the INS for a Green Card or any other adjustment of status). Yet, after considerable
review of the existing literature, consultation with scholars, policy makers, and security
experts alike this author has come to the conclusion that because virtually every sort of
immigration, i.e., refugee and sanctuary policy, the issuance of non-immigrant visas, and
other temporary-stay provisions can potentially be exploited by terrorists, immigration
policy in general should be framed in terms of security. Therefore, focusing on just one
category such as student visas, or even temporary visas in general would be shortsighted.
Rather, in light of September 11th all aspects of the immigration system, including the
way visas are processed in overseas consulates, the handling of foreign citizens at ports
of entry, policing the nation's borders, and enforcement of immigration laws within the
European Union and the United States need to be transformed and strengthened in order
to reduce the terrorist threat. No doubt, this presents a formidable challenge to the men

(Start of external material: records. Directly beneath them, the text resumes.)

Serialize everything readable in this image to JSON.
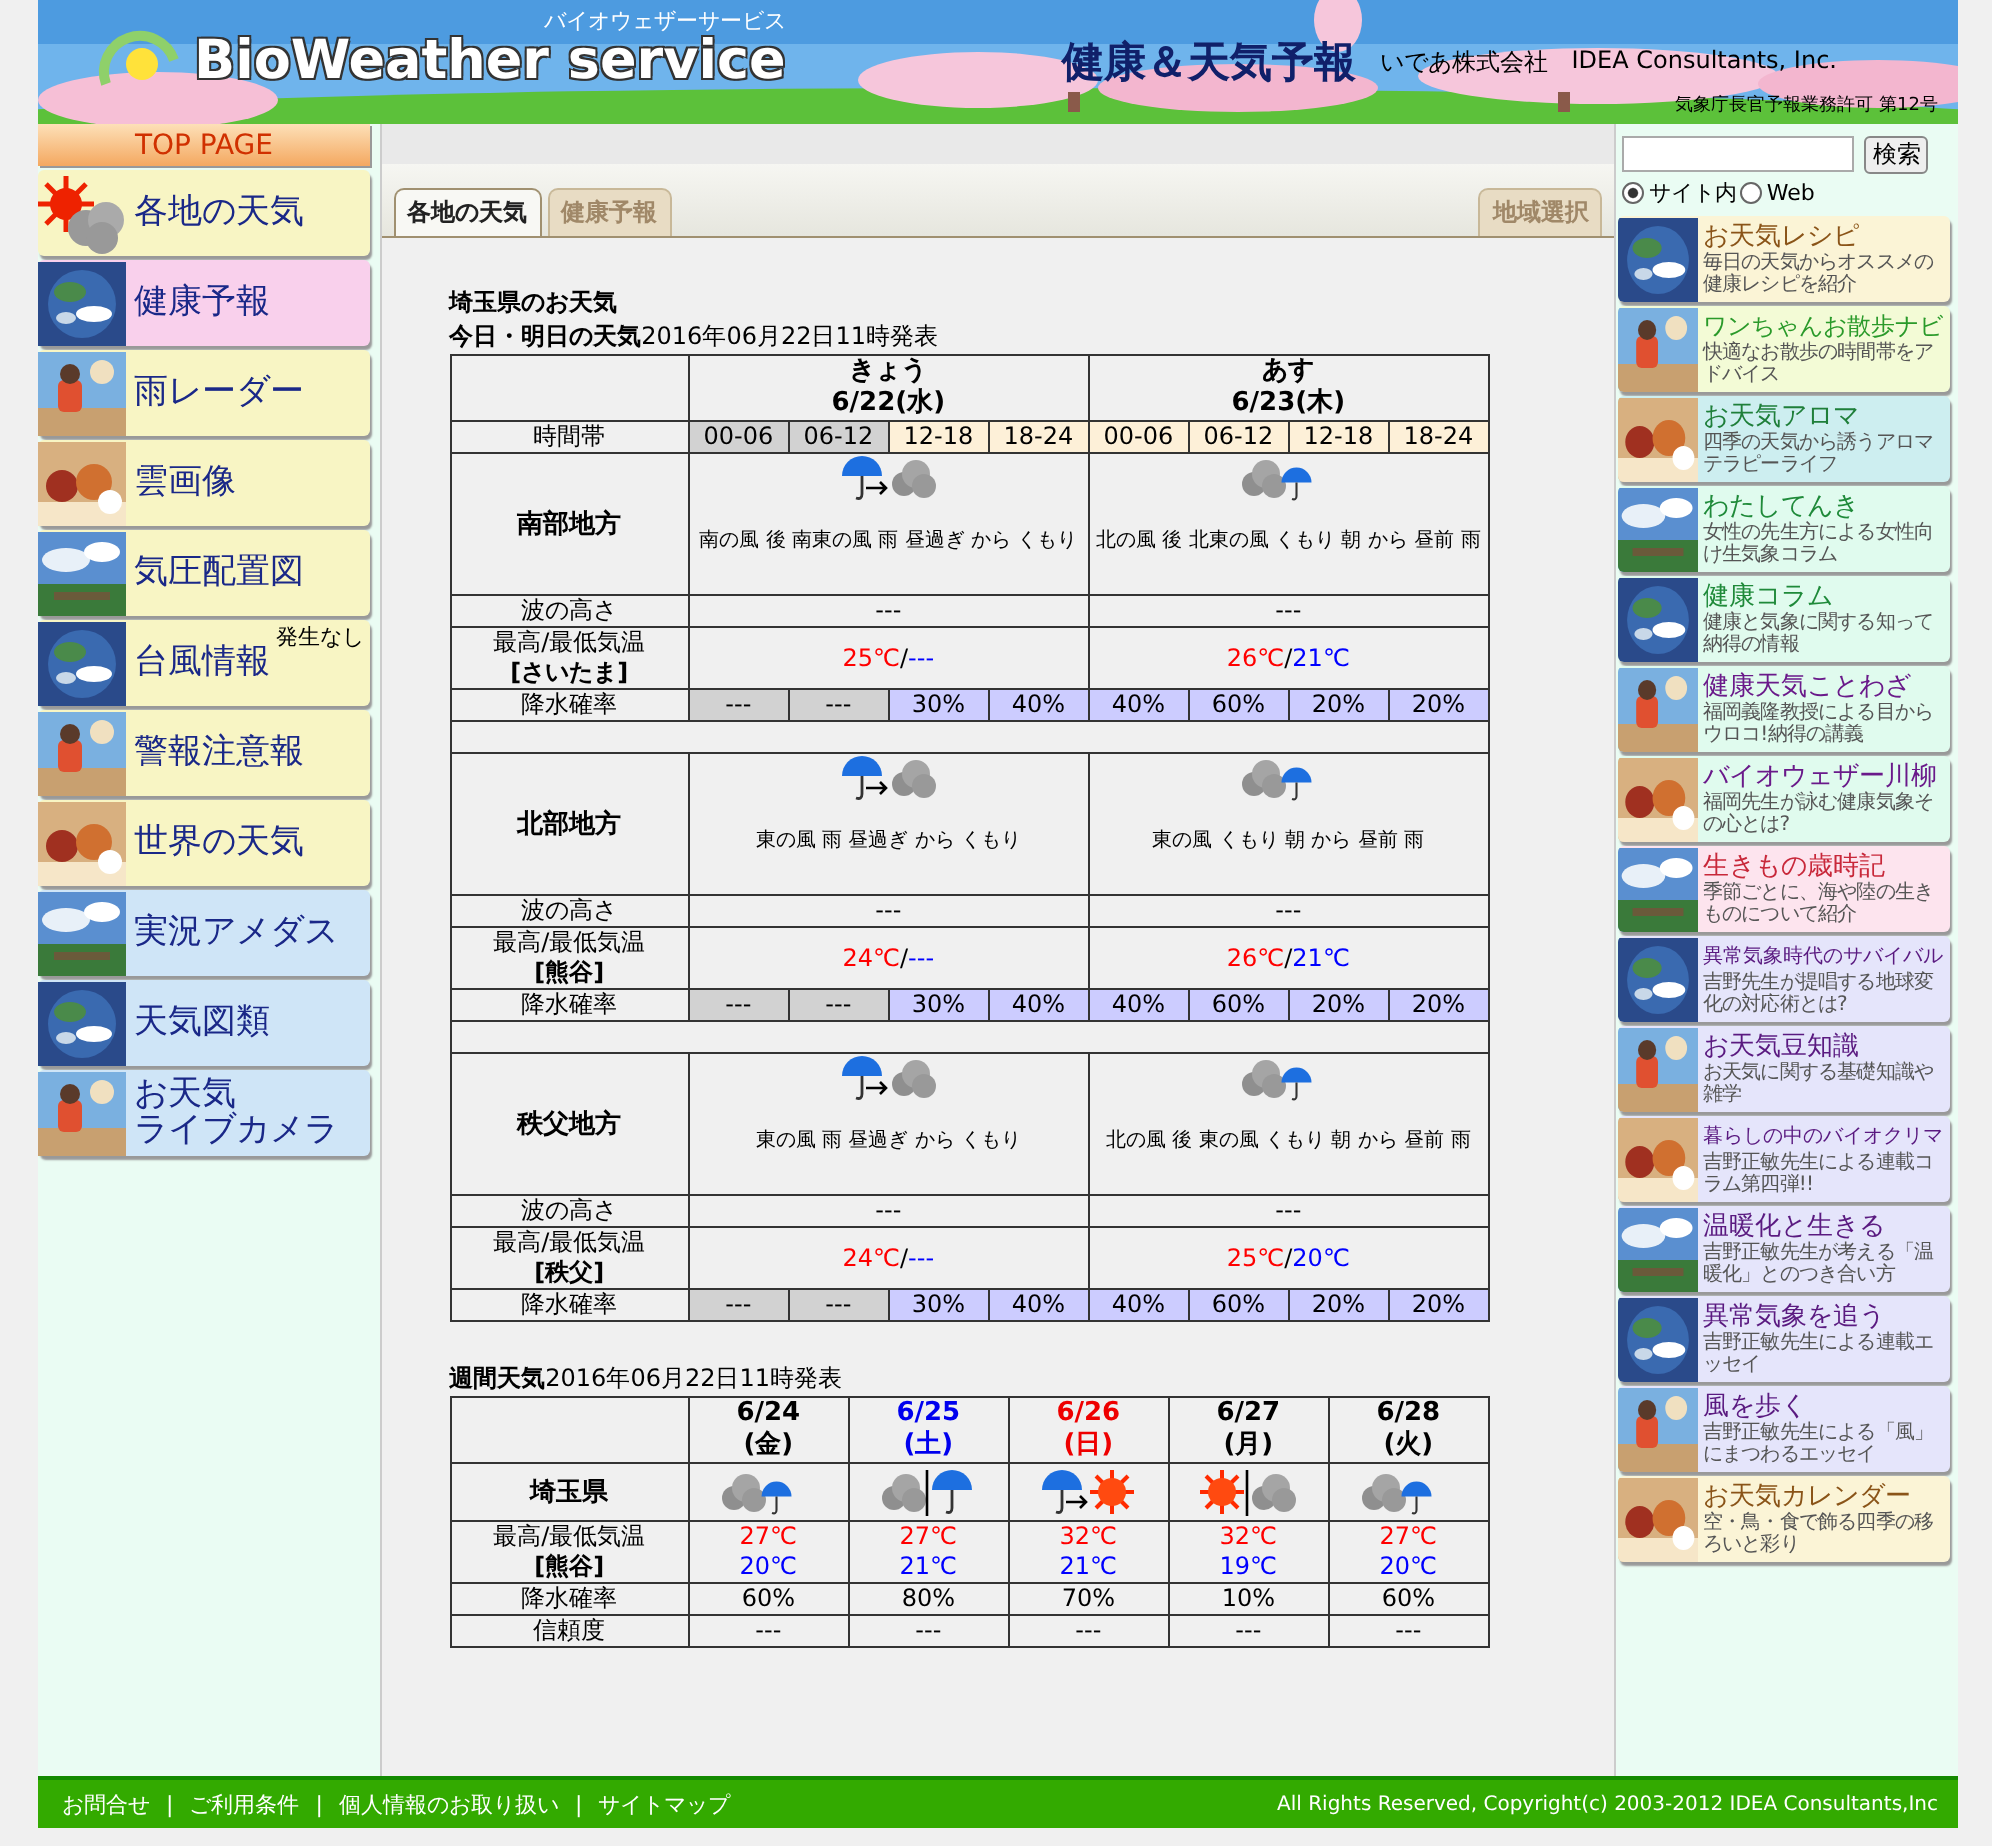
{
  "header": {
    "logo_kana": "バイオウェザーサービス",
    "logo": "BioWeather service",
    "title": "健康＆天気予報",
    "company_jp": "いであ株式会社",
    "company_en": "IDEA Consultants, Inc.",
    "license": "気象庁長官予報業務許可 第12号"
  },
  "left_nav": {
    "top_page": "TOP PAGE",
    "items": [
      {
        "lines": [
          "各地の天気"
        ],
        "color": "#f8f5c4",
        "kind": "icon"
      },
      {
        "lines": [
          "健康予報"
        ],
        "color": "#f9d0ec",
        "kind": "picture"
      },
      {
        "lines": [
          "雨レーダー"
        ],
        "color": "#f8f5c4",
        "kind": "picture"
      },
      {
        "lines": [
          "雲画像"
        ],
        "color": "#f8f5c4",
        "kind": "picture"
      },
      {
        "lines": [
          "気圧配置図"
        ],
        "color": "#f8f5c4",
        "kind": "picture"
      },
      {
        "lines": [
          "台風情報"
        ],
        "color": "#f8f5c4",
        "kind": "picture",
        "badge": "発生なし"
      },
      {
        "lines": [
          "警報注意報"
        ],
        "color": "#f8f5c4",
        "kind": "picture"
      },
      {
        "lines": [
          "世界の天気"
        ],
        "color": "#f8f5c4",
        "kind": "picture"
      },
      {
        "lines": [
          "実況アメダス"
        ],
        "color": "#cfe5f7",
        "kind": "picture"
      },
      {
        "lines": [
          "天気図類"
        ],
        "color": "#cfe5f7",
        "kind": "picture"
      },
      {
        "lines": [
          "お天気",
          "ライブカメラ"
        ],
        "color": "#cfe5f7",
        "kind": "picture"
      }
    ]
  },
  "tabs": [
    {
      "label": "各地の天気",
      "selected": true
    },
    {
      "label": "健康予報",
      "selected": false
    }
  ],
  "region_button": "地域選択",
  "search": {
    "button": "検索",
    "scopes": [
      {
        "label": "サイト内",
        "selected": true
      },
      {
        "label": "Web",
        "selected": false
      }
    ]
  },
  "heading": "埼玉県のお天気",
  "forecast": {
    "title": "**今日・明日の天気**2016年06月22日11時発表",
    "days": [
      {
        "label": "きょう",
        "date": "6/22(水)"
      },
      {
        "label": "あす",
        "date": "6/23(木)"
      }
    ],
    "time_label": "時間帯",
    "time_slots": [
      {
        "label": "00-06",
        "past": true
      },
      {
        "label": "06-12",
        "past": true
      },
      {
        "label": "12-18",
        "past": false
      },
      {
        "label": "18-24",
        "past": false
      },
      {
        "label": "00-06",
        "past": false
      },
      {
        "label": "06-12",
        "past": false
      },
      {
        "label": "12-18",
        "past": false
      },
      {
        "label": "18-24",
        "past": false
      }
    ],
    "temp_separator": "/",
    "regions": [
      {
        "name": "南部地方",
        "weather": [
          {
            "icon": {
              "kind": "rain-then-cloudy"
            },
            "text": "南の風 後 南東の風 雨 昼過ぎ から くもり"
          },
          {
            "icon": {
              "kind": "cloudy-chance-rain"
            },
            "text": "北の風 後 北東の風 くもり 朝 から 昼前 雨"
          }
        ],
        "wave_label": "波の高さ",
        "waves": [
          "---",
          "---"
        ],
        "temp_label": "最高/最低気温",
        "station": "[さいたま]",
        "temps": [
          {
            "high": "25℃",
            "low": "---"
          },
          {
            "high": "26℃",
            "low": "21℃"
          }
        ],
        "pop_label": "降水確率",
        "pops": [
          {
            "value": "---",
            "past": true
          },
          {
            "value": "---",
            "past": true
          },
          {
            "value": "30%",
            "past": false
          },
          {
            "value": "40%",
            "past": false
          },
          {
            "value": "40%",
            "past": false
          },
          {
            "value": "60%",
            "past": false
          },
          {
            "value": "20%",
            "past": false
          },
          {
            "value": "20%",
            "past": false
          }
        ]
      },
      {
        "name": "北部地方",
        "weather": [
          {
            "icon": {
              "kind": "rain-then-cloudy"
            },
            "text": "東の風 雨 昼過ぎ から くもり"
          },
          {
            "icon": {
              "kind": "cloudy-chance-rain"
            },
            "text": "東の風 くもり 朝 から 昼前 雨"
          }
        ],
        "wave_label": "波の高さ",
        "waves": [
          "---",
          "---"
        ],
        "temp_label": "最高/最低気温",
        "station": "[熊谷]",
        "temps": [
          {
            "high": "24℃",
            "low": "---"
          },
          {
            "high": "26℃",
            "low": "21℃"
          }
        ],
        "pop_label": "降水確率",
        "pops": [
          {
            "value": "---",
            "past": true
          },
          {
            "value": "---",
            "past": true
          },
          {
            "value": "30%",
            "past": false
          },
          {
            "value": "40%",
            "past": false
          },
          {
            "value": "40%",
            "past": false
          },
          {
            "value": "60%",
            "past": false
          },
          {
            "value": "20%",
            "past": false
          },
          {
            "value": "20%",
            "past": false
          }
        ]
      },
      {
        "name": "秩父地方",
        "weather": [
          {
            "icon": {
              "kind": "rain-then-cloudy"
            },
            "text": "東の風 雨 昼過ぎ から くもり"
          },
          {
            "icon": {
              "kind": "cloudy-chance-rain"
            },
            "text": "北の風 後 東の風 くもり 朝 から 昼前 雨"
          }
        ],
        "wave_label": "波の高さ",
        "waves": [
          "---",
          "---"
        ],
        "temp_label": "最高/最低気温",
        "station": "[秩父]",
        "temps": [
          {
            "high": "24℃",
            "low": "---"
          },
          {
            "high": "25℃",
            "low": "20℃"
          }
        ],
        "pop_label": "降水確率",
        "pops": [
          {
            "value": "---",
            "past": true
          },
          {
            "value": "---",
            "past": true
          },
          {
            "value": "30%",
            "past": false
          },
          {
            "value": "40%",
            "past": false
          },
          {
            "value": "40%",
            "past": false
          },
          {
            "value": "60%",
            "past": false
          },
          {
            "value": "20%",
            "past": false
          },
          {
            "value": "20%",
            "past": false
          }
        ]
      }
    ]
  },
  "weekly": {
    "title": "**週間天気**2016年06月22日11時発表",
    "region": "埼玉県",
    "temp_label": "最高/最低気温",
    "station": "[熊谷]",
    "pop_label": "降水確率",
    "reliability_label": "信頼度",
    "days": [
      {
        "date": "6/24",
        "weekday": "(金)",
        "kind": "weekday",
        "icon": {
          "kind": "cloudy-chance-rain"
        },
        "high": "27℃",
        "low": "20℃",
        "pop": "60%",
        "reliability": "---"
      },
      {
        "date": "6/25",
        "weekday": "(土)",
        "kind": "saturday",
        "icon": {
          "kind": "cloudy-or-rain"
        },
        "high": "27℃",
        "low": "21℃",
        "pop": "80%",
        "reliability": "---"
      },
      {
        "date": "6/26",
        "weekday": "(日)",
        "kind": "sunday",
        "icon": {
          "kind": "rain-then-sunny"
        },
        "high": "32℃",
        "low": "21℃",
        "pop": "70%",
        "reliability": "---"
      },
      {
        "date": "6/27",
        "weekday": "(月)",
        "kind": "weekday",
        "icon": {
          "kind": "sunny-or-cloudy"
        },
        "high": "32℃",
        "low": "19℃",
        "pop": "10%",
        "reliability": "---"
      },
      {
        "date": "6/28",
        "weekday": "(火)",
        "kind": "weekday",
        "icon": {
          "kind": "cloudy-chance-rain"
        },
        "high": "27℃",
        "low": "20℃",
        "pop": "60%",
        "reliability": "---"
      }
    ]
  },
  "right_links": [
    {
      "title": "お天気レシピ",
      "description": "毎日の天気からオススメの健康レシピを紹介",
      "kind": "warm"
    },
    {
      "title": "ワンちゃんお散歩ナビ",
      "description": "快適なお散歩の時間帯をアドバイス",
      "kind": "fresh"
    },
    {
      "title": "お天気アロマ",
      "description": "四季の天気から誘うアロマテラピーライフ",
      "kind": "sky"
    },
    {
      "title": "わたしてんき",
      "description": "女性の先生方による女性向け生気象コラム",
      "kind": "mint"
    },
    {
      "title": "健康コラム",
      "description": "健康と気象に関する知って納得の情報",
      "kind": "mint"
    },
    {
      "title": "健康天気ことわざ",
      "description": "福岡義隆教授による目からウロコ!納得の講義",
      "kind": "mintp"
    },
    {
      "title": "バイオウェザー川柳",
      "description": "福岡先生が詠む健康気象その心とは?",
      "kind": "mintp"
    },
    {
      "title": "生きもの歳時記",
      "description": "季節ごとに、海や陸の生きものについて紹介",
      "kind": "blossom"
    },
    {
      "title": "異常気象時代のサバイバル",
      "description": "吉野先生が提唱する地球変化の対応術とは?",
      "kind": "lavender"
    },
    {
      "title": "お天気豆知識",
      "description": "お天気に関する基礎知識や雑学",
      "kind": "lavender"
    },
    {
      "title": "暮らしの中のバイオクリマ",
      "description": "吉野正敏先生による連載コラム第四弾!!",
      "kind": "lavender"
    },
    {
      "title": "温暖化と生きる",
      "description": "吉野正敏先生が考える「温暖化」とのつき合い方",
      "kind": "lavender"
    },
    {
      "title": "異常気象を追う",
      "description": "吉野正敏先生による連載エッセイ",
      "kind": "lavender"
    },
    {
      "title": "風を歩く",
      "description": "吉野正敏先生による「風」にまつわるエッセイ",
      "kind": "lavender"
    },
    {
      "title": "お天気カレンダー",
      "description": "空・鳥・食で飾る四季の移ろいと彩り",
      "kind": "warm"
    }
  ],
  "footer": {
    "links": [
      "お問合せ",
      "ご利用条件",
      "個人情報のお取り扱い",
      "サイトマップ"
    ],
    "separator": "|",
    "copyright": "All Rights Reserved, Copyright(c) 2003-2012 IDEA Consultants,Inc"
  }
}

and women who supply on the front-line such as border police, asylum and visa officers,
immigration judges and national militaries. All these actors are forced to leave

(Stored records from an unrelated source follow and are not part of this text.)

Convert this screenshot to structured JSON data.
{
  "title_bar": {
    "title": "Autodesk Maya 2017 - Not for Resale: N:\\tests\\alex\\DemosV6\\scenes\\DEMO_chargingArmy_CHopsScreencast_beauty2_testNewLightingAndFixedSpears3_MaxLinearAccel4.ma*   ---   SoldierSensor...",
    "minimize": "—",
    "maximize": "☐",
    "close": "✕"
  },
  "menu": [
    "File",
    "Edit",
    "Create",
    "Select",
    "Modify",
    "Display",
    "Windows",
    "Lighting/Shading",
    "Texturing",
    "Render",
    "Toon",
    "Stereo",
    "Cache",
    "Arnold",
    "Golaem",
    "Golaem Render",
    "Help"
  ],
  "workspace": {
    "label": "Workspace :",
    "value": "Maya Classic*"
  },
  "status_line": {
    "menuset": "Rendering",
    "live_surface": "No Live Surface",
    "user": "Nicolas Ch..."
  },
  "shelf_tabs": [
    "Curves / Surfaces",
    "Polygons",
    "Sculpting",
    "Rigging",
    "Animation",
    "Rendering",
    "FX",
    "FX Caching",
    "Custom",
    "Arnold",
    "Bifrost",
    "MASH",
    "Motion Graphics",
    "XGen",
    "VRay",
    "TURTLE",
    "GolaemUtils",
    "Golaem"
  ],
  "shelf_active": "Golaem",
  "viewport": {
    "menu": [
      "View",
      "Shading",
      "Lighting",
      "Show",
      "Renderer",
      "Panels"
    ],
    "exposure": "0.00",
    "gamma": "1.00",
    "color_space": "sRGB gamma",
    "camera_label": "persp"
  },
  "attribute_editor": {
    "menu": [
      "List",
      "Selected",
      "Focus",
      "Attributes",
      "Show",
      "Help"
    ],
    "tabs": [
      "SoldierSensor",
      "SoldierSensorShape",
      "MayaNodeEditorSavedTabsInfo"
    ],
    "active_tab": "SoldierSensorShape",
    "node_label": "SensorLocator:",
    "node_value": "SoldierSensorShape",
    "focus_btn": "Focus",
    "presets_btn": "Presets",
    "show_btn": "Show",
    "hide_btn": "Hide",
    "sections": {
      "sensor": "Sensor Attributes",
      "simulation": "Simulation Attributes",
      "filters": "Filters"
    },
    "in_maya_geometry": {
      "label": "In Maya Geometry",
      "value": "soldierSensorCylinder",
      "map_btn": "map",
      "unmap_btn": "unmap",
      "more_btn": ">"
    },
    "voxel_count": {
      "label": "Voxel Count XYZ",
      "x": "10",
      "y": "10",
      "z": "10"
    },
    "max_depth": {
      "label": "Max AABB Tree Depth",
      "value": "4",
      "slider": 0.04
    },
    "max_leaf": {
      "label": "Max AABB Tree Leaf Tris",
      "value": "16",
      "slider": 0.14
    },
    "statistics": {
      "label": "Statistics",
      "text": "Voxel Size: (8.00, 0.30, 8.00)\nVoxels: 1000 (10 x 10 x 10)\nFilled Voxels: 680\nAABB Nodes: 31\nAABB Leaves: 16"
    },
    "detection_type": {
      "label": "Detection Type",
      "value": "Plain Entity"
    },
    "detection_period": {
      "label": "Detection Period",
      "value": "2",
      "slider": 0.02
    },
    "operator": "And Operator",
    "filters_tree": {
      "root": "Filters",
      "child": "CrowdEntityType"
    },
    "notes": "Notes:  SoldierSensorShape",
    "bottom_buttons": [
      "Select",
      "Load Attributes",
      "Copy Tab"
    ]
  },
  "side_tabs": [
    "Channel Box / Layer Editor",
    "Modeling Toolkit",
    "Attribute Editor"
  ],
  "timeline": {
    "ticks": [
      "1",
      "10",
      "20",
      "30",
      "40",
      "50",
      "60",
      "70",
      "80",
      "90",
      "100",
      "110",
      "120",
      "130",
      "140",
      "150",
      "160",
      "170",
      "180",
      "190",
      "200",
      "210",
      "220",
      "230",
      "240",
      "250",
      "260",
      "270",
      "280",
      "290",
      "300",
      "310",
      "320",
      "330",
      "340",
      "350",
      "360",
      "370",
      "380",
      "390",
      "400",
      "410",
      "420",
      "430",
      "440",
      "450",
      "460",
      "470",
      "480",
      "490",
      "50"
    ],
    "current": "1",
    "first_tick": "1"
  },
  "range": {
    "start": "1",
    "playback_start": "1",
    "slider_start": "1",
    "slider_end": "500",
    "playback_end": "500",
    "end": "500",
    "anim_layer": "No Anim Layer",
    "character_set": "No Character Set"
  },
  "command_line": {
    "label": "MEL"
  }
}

administrative decisions with limited information and often must be made in moments of
crisis, involving highly charged national debates.

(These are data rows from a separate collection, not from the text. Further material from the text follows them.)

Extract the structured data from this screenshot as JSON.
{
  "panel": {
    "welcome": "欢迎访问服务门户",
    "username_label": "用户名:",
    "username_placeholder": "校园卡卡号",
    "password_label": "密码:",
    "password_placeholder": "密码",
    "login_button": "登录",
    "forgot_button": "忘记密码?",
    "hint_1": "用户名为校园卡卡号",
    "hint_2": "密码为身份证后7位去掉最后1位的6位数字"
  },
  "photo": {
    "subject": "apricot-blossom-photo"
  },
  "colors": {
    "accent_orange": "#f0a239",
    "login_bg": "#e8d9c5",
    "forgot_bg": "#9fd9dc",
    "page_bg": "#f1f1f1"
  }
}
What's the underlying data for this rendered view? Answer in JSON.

This paper examines the contemporary (and newly emerging) challenge facing the
member states of the European Union and the United States in protecting their borders
against international terrorism while at the similar time acknowledging the veracity of large-scale immigration to these societies and protecting the rights of non-citizens. Close
administrative cooperation at an...
Atlanta, GA. When James Hollifield delivered this paper at the 1989 Annual Meeting of the American Political Science Association barely three months before the descend of the Berlin Wall he seemed to foretell the crisis situation which the member states of the European Union (at that time the European Community) and the United States would visage when coming to terms with the unprecedented international migration flows they experienced in the early 1990s. With the collapse of communism in Europe and the subsequent rise of irredentist and nationalist tendencies on a global scale, both Western Europe and the United States were faced with the challenge of sustained wide-scale migration flows into their territory throughout the early half of the decade. Accompanying these flows were highly charged national debates surrounding colonization which as Hollifield noted laid 7 bare and revealed "in pristine form the innermost workings of the political system and the key philosophical assumptions upon which the systems are based." it is surprising, however, is that despite the restrictionist climate of public opinion in both Western Europe and the United States, the 1990s has been the decade of immigration and one, which recast the racial and national composition